§ **WHAT TO PRODUCE**: Make an exact copy of the entries below and leave any picture out of it.

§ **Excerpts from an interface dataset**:
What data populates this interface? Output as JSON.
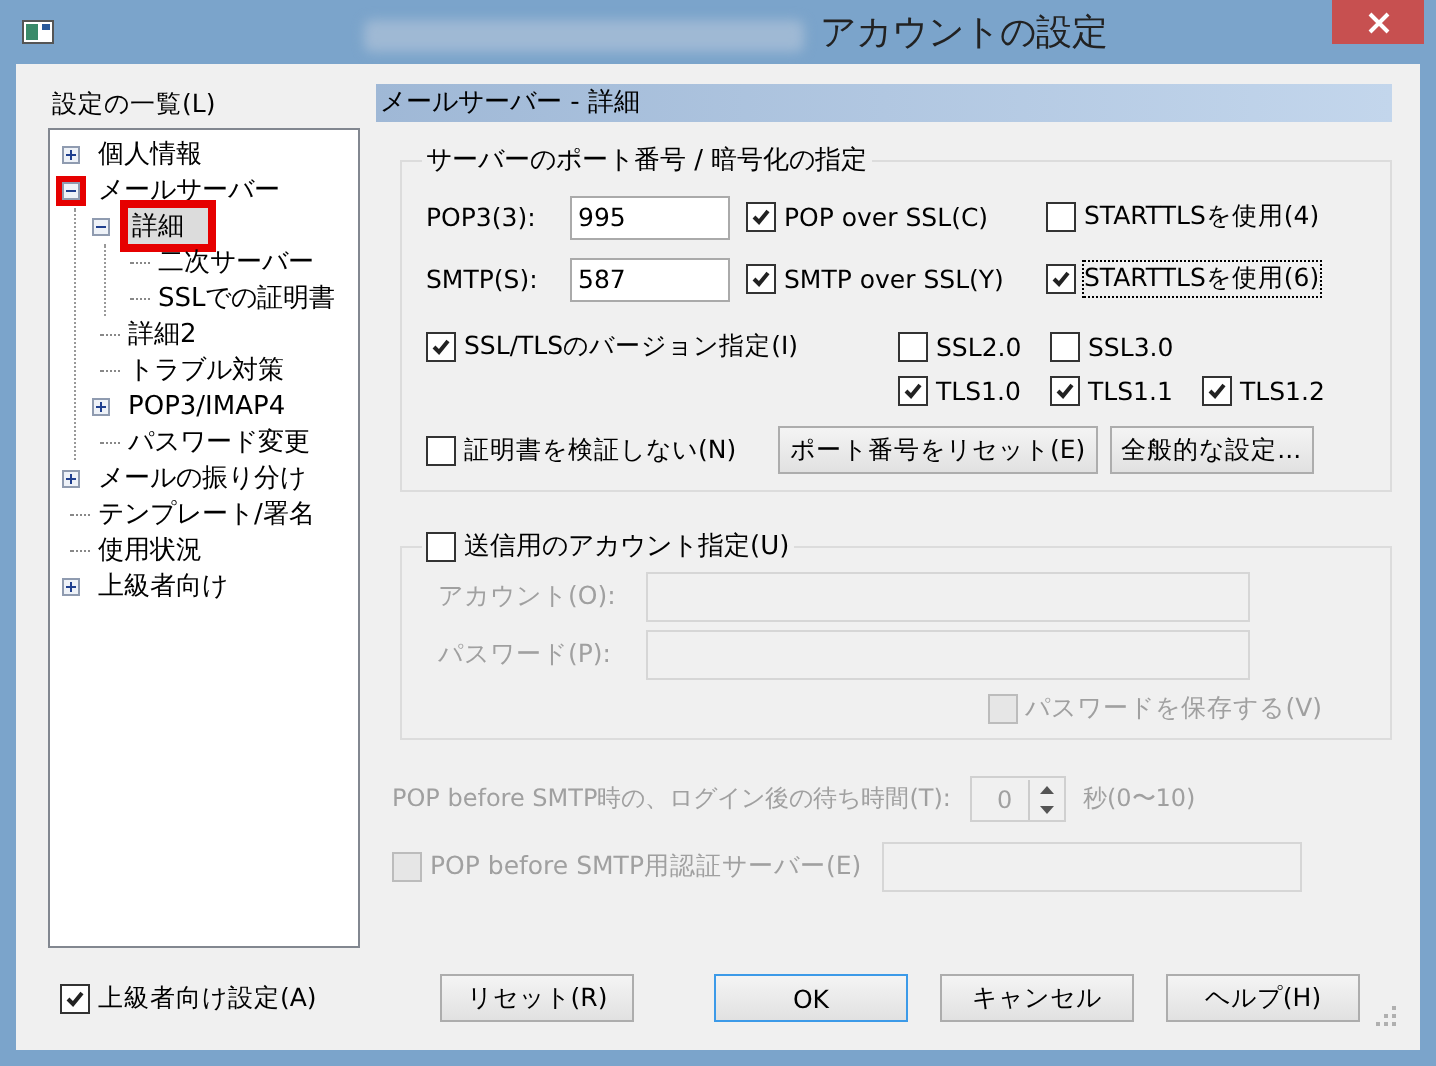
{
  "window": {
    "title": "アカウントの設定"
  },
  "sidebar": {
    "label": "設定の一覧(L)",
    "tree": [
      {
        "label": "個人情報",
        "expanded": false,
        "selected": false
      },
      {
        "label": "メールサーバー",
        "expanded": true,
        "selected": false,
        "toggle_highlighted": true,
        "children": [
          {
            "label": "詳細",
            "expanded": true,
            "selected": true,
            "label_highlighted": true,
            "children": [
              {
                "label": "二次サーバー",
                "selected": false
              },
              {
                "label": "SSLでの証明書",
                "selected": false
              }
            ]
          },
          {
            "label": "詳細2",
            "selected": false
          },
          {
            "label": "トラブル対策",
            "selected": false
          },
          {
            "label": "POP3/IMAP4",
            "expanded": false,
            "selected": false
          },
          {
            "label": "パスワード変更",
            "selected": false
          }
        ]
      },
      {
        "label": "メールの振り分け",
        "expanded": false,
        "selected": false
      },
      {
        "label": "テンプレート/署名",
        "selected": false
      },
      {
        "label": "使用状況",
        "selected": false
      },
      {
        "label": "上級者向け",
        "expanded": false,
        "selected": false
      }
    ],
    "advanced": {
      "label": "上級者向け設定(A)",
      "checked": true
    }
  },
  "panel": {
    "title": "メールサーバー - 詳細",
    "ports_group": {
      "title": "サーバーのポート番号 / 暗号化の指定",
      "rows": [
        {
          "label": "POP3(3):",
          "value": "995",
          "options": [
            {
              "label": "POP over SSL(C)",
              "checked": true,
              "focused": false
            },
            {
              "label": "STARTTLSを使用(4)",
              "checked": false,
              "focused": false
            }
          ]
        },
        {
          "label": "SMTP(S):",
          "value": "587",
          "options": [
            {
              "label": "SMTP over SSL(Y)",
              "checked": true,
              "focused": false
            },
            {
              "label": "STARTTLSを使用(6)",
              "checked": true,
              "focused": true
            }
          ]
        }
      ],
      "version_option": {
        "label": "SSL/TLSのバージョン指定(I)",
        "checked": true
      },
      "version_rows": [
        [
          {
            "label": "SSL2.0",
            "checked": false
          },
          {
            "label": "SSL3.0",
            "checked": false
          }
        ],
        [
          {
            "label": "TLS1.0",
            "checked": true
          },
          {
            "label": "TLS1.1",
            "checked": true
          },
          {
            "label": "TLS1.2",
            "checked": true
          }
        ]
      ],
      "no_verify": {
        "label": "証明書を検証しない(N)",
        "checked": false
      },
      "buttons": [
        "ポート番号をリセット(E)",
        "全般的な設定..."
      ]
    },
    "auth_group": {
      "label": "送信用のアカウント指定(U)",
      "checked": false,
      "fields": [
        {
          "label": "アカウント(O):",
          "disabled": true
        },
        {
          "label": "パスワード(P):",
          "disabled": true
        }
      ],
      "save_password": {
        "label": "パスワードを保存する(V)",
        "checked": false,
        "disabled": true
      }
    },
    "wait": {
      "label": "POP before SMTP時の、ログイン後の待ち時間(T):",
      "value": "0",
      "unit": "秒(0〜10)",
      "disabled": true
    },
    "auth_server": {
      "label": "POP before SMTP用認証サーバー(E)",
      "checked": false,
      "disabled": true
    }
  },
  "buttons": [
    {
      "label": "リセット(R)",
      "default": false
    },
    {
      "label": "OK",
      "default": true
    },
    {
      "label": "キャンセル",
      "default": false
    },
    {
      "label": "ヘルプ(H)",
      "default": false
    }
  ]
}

§ **SOLUTION TO THIS PROBLEM**:
What data populates this interface? Output as JSON.
{
  "window": {
    "title": "アカウントの設定"
  },
  "sidebar": {
    "label": "設定の一覧(L)",
    "tree": [
      {
        "label": "個人情報",
        "expanded": false,
        "selected": false
      },
      {
        "label": "メールサーバー",
        "expanded": true,
        "selected": false,
        "toggle_highlighted": true,
        "children": [
          {
            "label": "詳細",
            "expanded": true,
            "selected": true,
            "label_highlighted": true,
            "children": [
              {
                "label": "二次サーバー",
                "selected": false
              },
              {
                "label": "SSLでの証明書",
                "selected": false
              }
            ]
          },
          {
            "label": "詳細2",
            "selected": false
          },
          {
            "label": "トラブル対策",
            "selected": false
          },
          {
            "label": "POP3/IMAP4",
            "expanded": false,
            "selected": false
          },
          {
            "label": "パスワード変更",
            "selected": false
          }
        ]
      },
      {
        "label": "メールの振り分け",
        "expanded": false,
        "selected": false
      },
      {
        "label": "テンプレート/署名",
        "selected": false
      },
      {
        "label": "使用状況",
        "selected": false
      },
      {
        "label": "上級者向け",
        "expanded": false,
        "selected": false
      }
    ],
    "advanced": {
      "label": "上級者向け設定(A)",
      "checked": true
    }
  },
  "panel": {
    "title": "メールサーバー - 詳細",
    "ports_group": {
      "title": "サーバーのポート番号 / 暗号化の指定",
      "rows": [
        {
          "label": "POP3(3):",
          "value": "995",
          "options": [
            {
              "label": "POP over SSL(C)",
              "checked": true,
              "focused": false
            },
            {
              "label": "STARTTLSを使用(4)",
              "checked": false,
              "focused": false
            }
          ]
        },
        {
          "label": "SMTP(S):",
          "value": "587",
          "options": [
            {
              "label": "SMTP over SSL(Y)",
              "checked": true,
              "focused": false
            },
            {
              "label": "STARTTLSを使用(6)",
              "checked": true,
              "focused": true
            }
          ]
        }
      ],
      "version_option": {
        "label": "SSL/TLSのバージョン指定(I)",
        "checked": true
      },
      "version_rows": [
        [
          {
            "label": "SSL2.0",
            "checked": false
          },
          {
            "label": "SSL3.0",
            "checked": false
          }
        ],
        [
          {
            "label": "TLS1.0",
            "checked": true
          },
          {
            "label": "TLS1.1",
            "checked": true
          },
          {
            "label": "TLS1.2",
            "checked": true
          }
        ]
      ],
      "no_verify": {
        "label": "証明書を検証しない(N)",
        "checked": false
      },
      "buttons": [
        "ポート番号をリセット(E)",
        "全般的な設定..."
      ]
    },
    "auth_group": {
      "label": "送信用のアカウント指定(U)",
      "checked": false,
      "fields": [
        {
          "label": "アカウント(O):",
          "disabled": true
        },
        {
          "label": "パスワード(P):",
          "disabled": true
        }
      ],
      "save_password": {
        "label": "パスワードを保存する(V)",
        "checked": false,
        "disabled": true
      }
    },
    "wait": {
      "label": "POP before SMTP時の、ログイン後の待ち時間(T):",
      "value": "0",
      "unit": "秒(0〜10)",
      "disabled": true
    },
    "auth_server": {
      "label": "POP before SMTP用認証サーバー(E)",
      "checked": false,
      "disabled": true
    }
  },
  "buttons": [
    {
      "label": "リセット(R)",
      "default": false
    },
    {
      "label": "OK",
      "default": true
    },
    {
      "label": "キャンセル",
      "default": false
    },
    {
      "label": "ヘルプ(H)",
      "default": false
    }
  ]
}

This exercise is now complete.